"He said he could help. That he would look after me forever," remembers the 47-year-old recovering alcoholic.
Within hours, he was 100 miles away, living in a "tatty" caravan and being prepared for work that would see him paid less than £10 per day.
Now the man behind that offer, 24-year-old Miles (Miley) Connors, has been convicted following a 12-week trial at Bristol Crown Court.
He is one of five members of the Connors family of travellers who were found guilty of conspiracy to require a person to perform forced or compulsory labour.
During the trial, jurors heard the Connors family used a private workforce of homeless men to maintain their lifestyle of exclusive holidays, top-of-the-range cars and a property portfolio worth £500,000.
'Sounded too good'
But even with the family now awaiting sentence, Oliver (not his real name), is still plagued by nightmares and is taking medication and receiving treatment from psychologists.
It started with an offer of help, bolstered by offers of "plenty of money, a roof over my head, food every day, drink and drugs", said Oliver.
"[Miley] gave me a way of getting out of Leeds and out of my drink problem - it sounded too good to be true," he said.
Once in the car, he was driven to Enderby in Leicestershire and shown to the caravan where he would live.
He said: "It was a scruffy, horrible little dingy thing. Not clean at all. Really small.
"There was another worker in there but he left straight away. He said he was going to the toilet and I'm still waiting for him to come back now. I don't know what happened to him."
Before beginning work for the Connors in Leicestershire, Oliver said he was given three days to "dry out" from heavy drinking, something that was needed to get over "the shakes".
He said: "I was Miley's only worker with him at the time. You name it, I did it. Driveways, manholes, all that sort of thing."
Payment was not guaranteed but on the days he was paid he received £10, which he said was enough for him to buy drink, some food and tobacco.
"[Miley] promised a great life and it wasn't a great life at all," he said.
"We worked six days a week, sometimes seven, from daylight to darkness and in every weather.
"I had no way of getting out of it, or getting away. Once I was there that was it. My past life was over. Gone. That's how they wanted it."
And that was how he had it for eight months, before police raided the Kirk Lane site, in Enderby, in March 2011, arresting Miley in the process.

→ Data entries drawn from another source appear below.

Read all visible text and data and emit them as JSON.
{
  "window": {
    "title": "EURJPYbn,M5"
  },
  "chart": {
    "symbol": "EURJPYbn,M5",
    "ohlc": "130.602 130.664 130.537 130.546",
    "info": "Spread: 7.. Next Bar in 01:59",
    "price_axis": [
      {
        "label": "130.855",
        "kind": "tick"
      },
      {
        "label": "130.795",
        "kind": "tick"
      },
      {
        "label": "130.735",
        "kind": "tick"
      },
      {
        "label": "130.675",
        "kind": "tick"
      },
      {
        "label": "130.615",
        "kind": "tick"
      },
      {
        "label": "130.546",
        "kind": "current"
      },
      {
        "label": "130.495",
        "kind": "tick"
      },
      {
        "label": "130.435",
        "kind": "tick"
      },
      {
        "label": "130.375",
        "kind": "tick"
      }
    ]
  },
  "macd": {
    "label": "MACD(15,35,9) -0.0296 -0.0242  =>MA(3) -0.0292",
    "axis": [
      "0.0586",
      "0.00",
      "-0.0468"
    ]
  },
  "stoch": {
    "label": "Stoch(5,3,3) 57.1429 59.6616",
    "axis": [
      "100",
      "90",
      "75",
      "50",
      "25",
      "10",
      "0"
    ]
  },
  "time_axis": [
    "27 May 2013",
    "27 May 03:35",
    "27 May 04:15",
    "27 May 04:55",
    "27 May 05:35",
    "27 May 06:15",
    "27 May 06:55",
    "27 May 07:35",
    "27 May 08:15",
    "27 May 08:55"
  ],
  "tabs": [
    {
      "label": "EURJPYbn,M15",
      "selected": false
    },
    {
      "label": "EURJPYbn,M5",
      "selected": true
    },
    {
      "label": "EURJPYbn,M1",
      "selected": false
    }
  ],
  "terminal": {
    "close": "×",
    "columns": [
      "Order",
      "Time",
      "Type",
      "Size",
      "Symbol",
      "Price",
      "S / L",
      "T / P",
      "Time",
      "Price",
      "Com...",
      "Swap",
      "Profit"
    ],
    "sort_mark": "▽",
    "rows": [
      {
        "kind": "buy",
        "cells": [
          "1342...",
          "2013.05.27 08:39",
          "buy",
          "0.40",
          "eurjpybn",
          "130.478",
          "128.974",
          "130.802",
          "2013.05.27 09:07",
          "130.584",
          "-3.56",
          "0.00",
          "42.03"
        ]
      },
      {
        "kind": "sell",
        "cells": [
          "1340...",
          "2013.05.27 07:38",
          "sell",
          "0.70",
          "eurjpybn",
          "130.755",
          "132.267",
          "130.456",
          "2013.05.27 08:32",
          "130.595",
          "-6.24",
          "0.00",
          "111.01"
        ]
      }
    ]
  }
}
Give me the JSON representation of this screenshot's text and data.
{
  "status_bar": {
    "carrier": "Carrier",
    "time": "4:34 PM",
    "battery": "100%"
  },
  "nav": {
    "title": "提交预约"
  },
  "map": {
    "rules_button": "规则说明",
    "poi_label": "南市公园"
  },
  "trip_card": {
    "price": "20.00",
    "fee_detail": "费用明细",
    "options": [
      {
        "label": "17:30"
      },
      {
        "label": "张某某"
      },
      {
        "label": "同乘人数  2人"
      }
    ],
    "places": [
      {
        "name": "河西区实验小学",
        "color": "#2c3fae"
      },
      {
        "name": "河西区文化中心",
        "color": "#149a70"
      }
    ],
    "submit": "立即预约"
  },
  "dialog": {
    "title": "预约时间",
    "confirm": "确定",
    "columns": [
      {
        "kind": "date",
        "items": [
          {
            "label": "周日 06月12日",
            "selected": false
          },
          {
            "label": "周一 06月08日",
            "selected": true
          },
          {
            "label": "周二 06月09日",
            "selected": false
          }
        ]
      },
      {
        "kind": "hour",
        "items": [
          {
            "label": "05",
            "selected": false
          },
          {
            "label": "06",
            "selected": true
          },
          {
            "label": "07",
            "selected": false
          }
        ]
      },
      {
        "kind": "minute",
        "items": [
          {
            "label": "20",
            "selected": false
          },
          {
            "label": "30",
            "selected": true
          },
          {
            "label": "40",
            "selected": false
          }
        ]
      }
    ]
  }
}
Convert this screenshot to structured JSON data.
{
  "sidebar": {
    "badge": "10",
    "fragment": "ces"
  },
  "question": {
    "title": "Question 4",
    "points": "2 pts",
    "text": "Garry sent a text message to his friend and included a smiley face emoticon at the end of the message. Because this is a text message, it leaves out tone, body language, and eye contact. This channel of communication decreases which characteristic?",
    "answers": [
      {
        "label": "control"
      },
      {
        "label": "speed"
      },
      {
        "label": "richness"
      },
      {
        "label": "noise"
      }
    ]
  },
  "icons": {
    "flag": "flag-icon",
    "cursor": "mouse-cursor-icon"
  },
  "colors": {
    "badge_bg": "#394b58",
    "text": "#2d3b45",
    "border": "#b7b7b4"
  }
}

In a simultaneous raid, Miley's father-in-law William, aged 52, and mother-in-law Mary Connors, 48, known as Brida, were arrested at The Willows site in Staverton, Gloucestershire.
A further raid at Common Lane in Mansfield led to the arrest of their son, Johnny Connors, 29. Another son, James, 20, was arrested in Denmark.
Gloucestershire Police said that 19 suspected victims were "rescued" during the five raids.
The force said it collected more than 8,000 hours of surveillance footage while monitoring the Connors.
For Oliver, it all became too much at one point and he tried to escape, which he recalls as a "horrendous" experience.
He said: "I had just about had enough. I had not been in contact with any of my family, work was getting me down all the time, and I didn't like the stuff I was doing for them, so I did a runner.
"[Miley] caught me on the same day in Leeds. He said 'what you playing at?' and I froze. I panicked. Proper scared, I couldn't believe he had picked me up, all the way up in Leeds."
During the trial, the jury heard the Connors' workers would get a "good whipping" if a certain standard of work was not met.
They were given one account of "hosing-down sessions" where the men were stripped and washed down, and another worker having told police "slaps were a way of life".
Oliver said he witnessed other workers being hit, some with shovels, and with some he just saw the physical aftermath of a beating.
It is an experience he believes is not uncommon.
He said: "I'm hoping that it gets recognised around the country that it's going on.
"There are people out there getting treated badly and made to do things that they don't want to do."